Keel, D., Douglas, I., Coleman, M. and Brooks, K. (1994) A Study of Value Management and Quantity Surveying Practice, The Royal Institution of Chartered Surveyors, London. Kelly, J.R. and Male, S. (1988) A Study of Value Management and Quantity Surveying Practice, The Royal Institution of Chartered Surveyors, London. Kelly, J.R. and Male, S. (1991) The Practice of Value management: Enhancing Value or Cutting

Cost?, The Royal Institution of Chartered Surveyors, London. May, S.C. (1994) Value Engineering and Value Management, The College of Estate Management, London. McGeorge, D. and Palmer, A. (1997) Construction Management - New Directions, Blackwell Science Ltd., Oxford. Norton, B.R. and McElligott, W.C. (1995) Value Management in Construction A Practical Guide, Macmillan Press Ltd., London.

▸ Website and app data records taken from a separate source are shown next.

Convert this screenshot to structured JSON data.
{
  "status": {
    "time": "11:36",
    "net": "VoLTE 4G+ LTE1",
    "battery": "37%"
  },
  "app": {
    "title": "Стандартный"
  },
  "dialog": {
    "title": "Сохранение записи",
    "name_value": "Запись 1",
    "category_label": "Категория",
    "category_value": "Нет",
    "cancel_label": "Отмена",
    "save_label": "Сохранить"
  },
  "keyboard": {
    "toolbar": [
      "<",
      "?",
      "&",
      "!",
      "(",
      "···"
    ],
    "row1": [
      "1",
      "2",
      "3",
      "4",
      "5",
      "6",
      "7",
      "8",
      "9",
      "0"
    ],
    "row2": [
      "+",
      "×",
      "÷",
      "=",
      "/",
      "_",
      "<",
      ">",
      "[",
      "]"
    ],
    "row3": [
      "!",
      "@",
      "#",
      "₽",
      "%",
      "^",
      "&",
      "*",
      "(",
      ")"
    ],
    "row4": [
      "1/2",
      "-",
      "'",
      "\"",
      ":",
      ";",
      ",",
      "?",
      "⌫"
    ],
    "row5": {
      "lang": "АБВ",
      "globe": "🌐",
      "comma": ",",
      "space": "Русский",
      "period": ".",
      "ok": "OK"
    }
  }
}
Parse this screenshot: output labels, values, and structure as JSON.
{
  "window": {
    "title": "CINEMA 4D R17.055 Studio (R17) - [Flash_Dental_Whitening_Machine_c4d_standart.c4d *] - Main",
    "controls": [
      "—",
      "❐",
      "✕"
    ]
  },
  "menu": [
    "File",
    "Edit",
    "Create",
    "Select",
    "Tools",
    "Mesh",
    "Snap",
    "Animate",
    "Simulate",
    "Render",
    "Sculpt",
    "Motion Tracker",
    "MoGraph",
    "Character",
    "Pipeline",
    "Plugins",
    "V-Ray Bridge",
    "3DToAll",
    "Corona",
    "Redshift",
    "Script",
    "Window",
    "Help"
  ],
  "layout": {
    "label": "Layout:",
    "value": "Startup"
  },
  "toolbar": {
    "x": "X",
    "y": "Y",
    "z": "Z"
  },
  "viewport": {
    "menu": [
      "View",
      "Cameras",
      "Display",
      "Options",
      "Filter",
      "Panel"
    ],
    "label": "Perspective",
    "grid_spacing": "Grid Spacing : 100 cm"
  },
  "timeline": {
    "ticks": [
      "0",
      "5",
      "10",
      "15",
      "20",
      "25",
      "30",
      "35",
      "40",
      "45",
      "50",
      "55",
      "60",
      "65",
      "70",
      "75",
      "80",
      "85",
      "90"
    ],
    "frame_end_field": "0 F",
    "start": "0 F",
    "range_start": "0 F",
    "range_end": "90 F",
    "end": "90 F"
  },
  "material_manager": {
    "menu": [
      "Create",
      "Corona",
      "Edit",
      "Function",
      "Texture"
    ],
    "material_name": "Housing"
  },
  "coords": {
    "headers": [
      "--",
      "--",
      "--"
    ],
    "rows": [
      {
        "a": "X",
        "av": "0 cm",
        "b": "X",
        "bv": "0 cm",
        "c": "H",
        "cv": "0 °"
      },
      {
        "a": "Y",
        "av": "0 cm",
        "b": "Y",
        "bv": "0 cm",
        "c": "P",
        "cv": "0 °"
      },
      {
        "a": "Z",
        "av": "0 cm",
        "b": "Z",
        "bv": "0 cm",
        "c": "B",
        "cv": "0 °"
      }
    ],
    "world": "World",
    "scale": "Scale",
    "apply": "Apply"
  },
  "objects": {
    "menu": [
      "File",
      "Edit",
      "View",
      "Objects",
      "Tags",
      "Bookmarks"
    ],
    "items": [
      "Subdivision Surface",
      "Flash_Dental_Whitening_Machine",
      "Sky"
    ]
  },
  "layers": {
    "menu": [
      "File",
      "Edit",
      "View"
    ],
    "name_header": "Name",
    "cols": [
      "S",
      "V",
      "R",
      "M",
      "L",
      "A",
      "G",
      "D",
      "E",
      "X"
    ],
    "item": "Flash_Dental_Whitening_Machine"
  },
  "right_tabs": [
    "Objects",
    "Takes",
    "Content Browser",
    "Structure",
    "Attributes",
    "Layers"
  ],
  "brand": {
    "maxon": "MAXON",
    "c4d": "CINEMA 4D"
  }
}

Palmer, A.C. (1992) An investigative study of value engineering in the United States of America and its relationship to United Kingdom cost control procedures, Unpublished PhD thesis, Loughborough University of Technology. The Royal Institution of Chartered Surveyors (1984) A Study of Quantity Surveying Practice and Client Demand, London.

The Royal Institution of Chartered Surveyors (1991) Quantity Surveying 2000: The Future Role of the Chartered Quantity Surveyor, London. The Royal Institution of Chartered Surveyors (1992) The Core Skills and Knowledge Base of the Quantity Surveyor, London. The Royal Institution of Chartered Surveyors (1995) Improving Value for Money in Construction: Guidance for Chartered Surveyors and Their Clients, London.

Van Staten, M.H.J. (1991) The Development of a Managerial and training Model for the successful implementation of value management, with special reference to the South African situation, Unpublished PhD thesis, University of the Witwatersrand. Visser, R.N. (1998) The Potential Role of the Quantity Surveyor in Value management in the Construction Industry in the Republic of South Africa, Unpublished PhD thesis, University of Pretoria.

VM Services (Pty.) Ltd. (1992) Innovative Decision Thinking through Value Management, Rivonia. Zimmerman L.W. and hart, G.D. (1982) Value Engineering – A Practical Approach for Owners, Designers and Contractors, Van Nostrand Reinhold Co., New York.

Skills SA NZ AUS SL
Creativity 2.7631  4.9583  4.6813 5.1500
Mental alertness  3.6842  5.6000  5.3375 5.2000
Leadership : Transformational  2.4608  2.2750  2.0563  2.0400
Listening skills 4.4825   3.8182  3.6400 3.9846
Conflict management : Collaborate * * * *
Social style : Expressive * * * *
Innovation 4.8632 3.9783 3.9813 3.9300
Adaptability 2.9474 4.6667 4.0000 3.9846
Self-motivation 3.7456 4.5500 4.7250  4.3500
Abstract reasoning 4.4211 4.2000  3.5875 3.7000
Total average 3.6710 4.2558 4.0011   4.0424

Key:

 Table 1 : Competency profile of quantity surveyors (Structured skills tests) : Key skills of the value manager

Skills SA NZ AUS SL
Creativity 5.1579 5.0833 5.5000 3.7143
Mental alertness 5.3158 5.3333 5.4375 4.9286
Leadership : Transformational 4.6667 5.0833 5.1875 4.5000
Listening skills 4.4737 5.7500 5.0000 3.8571
Conflict management : Collaborate 5.1053 5.8333 5.0625 4.2857
Social style : Expressive 5.2105 5.0000 5.1250 4.1429
Innovation 5.2632 5.1667 5.5000 4.2857
Adaptability 5.1053 5.8333 5.6250 3.9286
Self-motivation 5.6842 5.6667 5.6250 4.1429
Abstract reasoning 5.0526 5.1667 5.6250 4.2857
Total average 5.1036 5.3916 5.3688 4.2072

Key:

Table 2 : Competency profile of quantity surveyors (Questionnaire) : Key skills of the value manager

Roode: Effective Conflict Resolution Index

Figure 1: South Africa (SA) – Effective conflict resolution index of quantity surveyors

Roode: Effective Conflict Resolution Index

Figure 2: New Zealand (NZ) – Effective conflict resolution index of quantity surveyors

Roode: Effective Conflict Resolution Index

Figure 3: Australia (AUS) – Effective conflict resolution index of quantity surveyors

Roode: Effective Conflict Resolution Index

Figure 4: Sri Lanka (SL) – Effective conflict resolution index of quantity surveyors

SA=45 SA=66

NZ=22

NZ=26

AUS=32

AUS=54
SL=28 SL=34

SA=65 SA=62
NZ=19 NZ=41
AUS=16 AUS=32
SL=21 SL=30

Figure 5: Social style of quantity surveyors